nav-link to create the navigation bar, while Tailwind uses utility classes like
px-3 to achieve a similar result. Tailwind’s approach provides more flexibility and allows for fine-grained customization by combining utility classes, while Bootstrap offers a more straightforward and ready-to-use solution.
5. Which one should you choose?
The choice between Bootstrap and Tailwind depends on your specific project requirements, design preferences, and development approach. If you prefer a comprehensive framework with pre-designed components and a lower learning curve, Bootstrap might be a good choice. On the other hand, if you value flexibility, customization options, and the ability to create unique designs, Tailwind might be more suitable. Consider your project’s needs, your familiarity with each framework, and the desired level of control over your design.
In the debate between Bootstrap and Tailwind, there is no definitive winner. Both frameworks have their strengths and cater to different development philosophies. Bootstrap offers a wide range of pre-designed components and a familiar development experience, while Tailwind provides the flexibility to create highly customized designs. Consider the factors discussed in this article, evaluate your project requirements, and choose the framework that best aligns with your needs and preferences.
1. Is Bootstrap or Tailwind better for beginners?
Bootstrap is often considered more beginner-friendly due to its extensive documentation, examples, and a lower learning curve. Tailwind, while powerful, may require a deeper understanding of utility classes and combinations.
2. Can I use Bootstrap and Tailwind together?
Technically, it’s possible to use both frameworks together. However, it may lead to conflicts and unnecessarily increase file sizes. It’s recommended to choose one framework that best suits your needs.

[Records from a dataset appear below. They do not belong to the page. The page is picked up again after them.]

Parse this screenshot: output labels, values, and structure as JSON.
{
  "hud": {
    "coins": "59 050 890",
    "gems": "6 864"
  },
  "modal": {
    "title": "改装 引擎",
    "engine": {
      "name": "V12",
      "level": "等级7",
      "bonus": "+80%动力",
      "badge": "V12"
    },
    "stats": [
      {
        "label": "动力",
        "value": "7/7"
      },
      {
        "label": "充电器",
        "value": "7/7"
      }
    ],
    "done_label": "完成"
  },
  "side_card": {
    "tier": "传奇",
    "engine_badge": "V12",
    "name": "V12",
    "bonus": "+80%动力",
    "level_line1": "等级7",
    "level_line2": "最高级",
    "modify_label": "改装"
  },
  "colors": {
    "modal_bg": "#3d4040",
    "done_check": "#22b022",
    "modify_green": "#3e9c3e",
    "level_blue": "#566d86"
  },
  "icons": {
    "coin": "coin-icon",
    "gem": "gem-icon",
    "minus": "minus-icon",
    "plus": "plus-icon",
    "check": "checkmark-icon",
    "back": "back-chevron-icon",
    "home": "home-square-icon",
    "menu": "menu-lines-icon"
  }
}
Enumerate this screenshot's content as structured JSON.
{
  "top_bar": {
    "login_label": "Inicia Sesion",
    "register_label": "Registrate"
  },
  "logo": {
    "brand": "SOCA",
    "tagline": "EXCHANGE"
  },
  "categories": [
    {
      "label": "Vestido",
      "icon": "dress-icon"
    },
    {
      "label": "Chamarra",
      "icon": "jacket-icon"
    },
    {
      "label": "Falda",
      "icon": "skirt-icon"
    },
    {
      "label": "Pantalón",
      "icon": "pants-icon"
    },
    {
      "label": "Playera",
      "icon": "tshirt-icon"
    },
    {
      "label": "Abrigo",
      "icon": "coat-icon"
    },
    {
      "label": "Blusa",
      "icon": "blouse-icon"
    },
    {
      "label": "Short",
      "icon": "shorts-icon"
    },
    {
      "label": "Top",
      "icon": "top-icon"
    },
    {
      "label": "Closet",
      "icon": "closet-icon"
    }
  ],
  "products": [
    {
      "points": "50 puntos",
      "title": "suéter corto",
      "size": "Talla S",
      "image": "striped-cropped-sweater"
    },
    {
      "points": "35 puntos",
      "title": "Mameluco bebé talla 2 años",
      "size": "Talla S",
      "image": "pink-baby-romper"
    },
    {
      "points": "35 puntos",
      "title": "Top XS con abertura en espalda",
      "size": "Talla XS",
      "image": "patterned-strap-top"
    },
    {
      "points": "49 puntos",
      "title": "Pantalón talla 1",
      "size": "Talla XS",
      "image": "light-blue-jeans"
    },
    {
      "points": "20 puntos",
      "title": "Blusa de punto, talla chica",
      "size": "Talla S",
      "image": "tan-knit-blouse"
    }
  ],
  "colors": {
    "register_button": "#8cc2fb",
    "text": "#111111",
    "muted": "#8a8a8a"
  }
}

3. Are there any alternatives to Bootstrap and Tailwind?
Yes, there are other CSS frameworks available, such as Foundation, Bulma, and Materialize. Each framework has its own strengths and features, so consider exploring them based on your project requirements.
4. Is Tailwind better for complex layouts?
Tailwind’s utility-first approach allows for more flexibility in creating complex layouts. However, Bootstrap’s pre-designed components can also simplify the process of building complex interfaces.
5. Can I migrate from Bootstrap to Tailwind easily?
Migrating from Bootstrap to Tailwind may require significant changes to your codebase, as the two frameworks have different approaches and structures. It’s advisable to carefully plan and assess the effort required before undertaking such a migration.